▶ _What the task requires_:
Out of the listing below, copy every line that carries the string "icon".
____ Supplied material
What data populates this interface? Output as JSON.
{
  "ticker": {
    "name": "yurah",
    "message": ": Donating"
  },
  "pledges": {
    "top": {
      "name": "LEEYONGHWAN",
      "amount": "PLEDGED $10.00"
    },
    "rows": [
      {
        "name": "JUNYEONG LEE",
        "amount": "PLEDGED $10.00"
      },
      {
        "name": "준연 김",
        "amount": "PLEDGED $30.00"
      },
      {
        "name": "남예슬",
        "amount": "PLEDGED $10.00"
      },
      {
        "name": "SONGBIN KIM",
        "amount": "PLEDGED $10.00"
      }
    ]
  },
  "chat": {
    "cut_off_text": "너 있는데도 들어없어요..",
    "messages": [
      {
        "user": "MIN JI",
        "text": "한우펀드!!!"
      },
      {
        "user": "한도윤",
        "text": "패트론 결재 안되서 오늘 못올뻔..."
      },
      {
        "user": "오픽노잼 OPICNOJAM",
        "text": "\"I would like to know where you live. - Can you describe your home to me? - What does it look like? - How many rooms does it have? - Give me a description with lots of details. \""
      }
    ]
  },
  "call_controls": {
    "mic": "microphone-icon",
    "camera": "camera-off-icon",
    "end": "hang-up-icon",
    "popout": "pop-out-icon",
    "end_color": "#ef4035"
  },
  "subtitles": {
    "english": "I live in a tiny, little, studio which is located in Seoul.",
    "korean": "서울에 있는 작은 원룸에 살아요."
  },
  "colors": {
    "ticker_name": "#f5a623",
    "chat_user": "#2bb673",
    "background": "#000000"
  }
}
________
▶ _Exercise result_:
    "mic": "microphone-icon",
    "camera": "camera-off-icon",
    "end": "hang-up-icon",
    "popout": "pop-out-icon",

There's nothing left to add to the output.